Scott Goldshine used to be a picky eater with a very short list of preferred foods.

“Through junior high, it was poundcake, scrambled eggs, cheeseburgers, French fries and a little fried rice,” he said. The reasons for his particular palate were hard to pin down.

“My parents took me to a psychologist, who was the first person to get me to eat a hot dog and a slice of pizza,” he said. And his unique preferences lasted beyond adolescence: He didn’t eat cold food until he was about 40 years old.

All of this is especially surprising considering that Mr. Goldshine, 63, has worked at the Upper West Side grocery store Zabar’s — an emporium of Jewish and international culinary delights — for 46 years. He started as a garbage man at 17 and worked his way up to general manager.

Spending time with the diverse offerings at Zabar’s eventually taught Mr. Goldshine to try new things. Now he enjoys the deli’s corned beef, pastrami sandwiches, prosciutto, knishes, chopped liver and Ibérico ham.

“If my dad was alive today he’d be amazed at how far we’ve come,” he said.

Sunday is a work day for Mr. Goldshine, who was born in the Bronx and lives on the Upper West Side with his wife, Jackie Goldshine, 61.

EYES OPEN When I open my eyes it’s: “Oh, [expletive]! I really don’t want to go in today.” That’s generally how Sunday starts. Years ago, I made an agreement with myself that if I’m going to let work get in the way of going out and hearing music, I’m never going to hear music in my life.
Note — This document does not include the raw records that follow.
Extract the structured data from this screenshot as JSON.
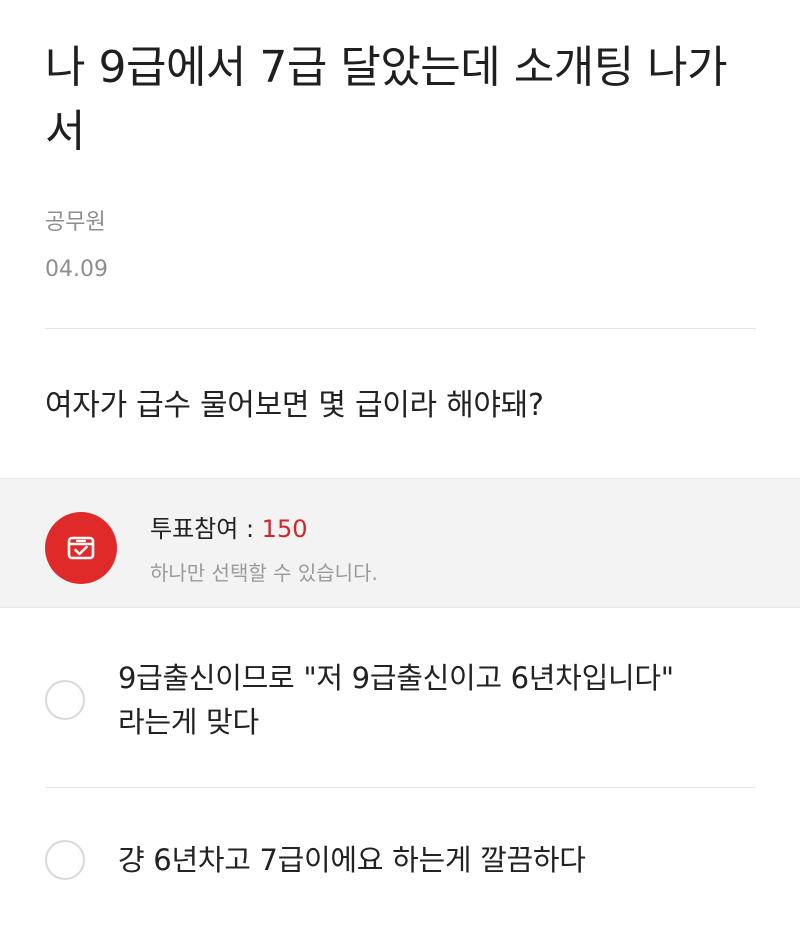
{
  "post": {
    "title": "나 9급에서 7급 달았는데 소개팅 나가서",
    "category": "공무원",
    "date": "04.09",
    "body": "여자가 급수 물어보면 몇 급이라 해야돼?"
  },
  "poll": {
    "participation_label": "투표참여 : ",
    "participation_count": "150",
    "note": "하나만 선택할 수 있습니다.",
    "icon": "ballot-box-icon",
    "accent_color": "#e02a2a",
    "options": [
      {
        "label": "9급출신이므로 \"저 9급출신이고 6년차입니다\" 라는게 맞다",
        "selected": false
      },
      {
        "label": "걍 6년차고 7급이에요 하는게 깔끔하다",
        "selected": false
      }
    ]
  }
}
I could be out till 5 o’clock in the morning and still be up at 7:30 to get ready for work.

Back to top button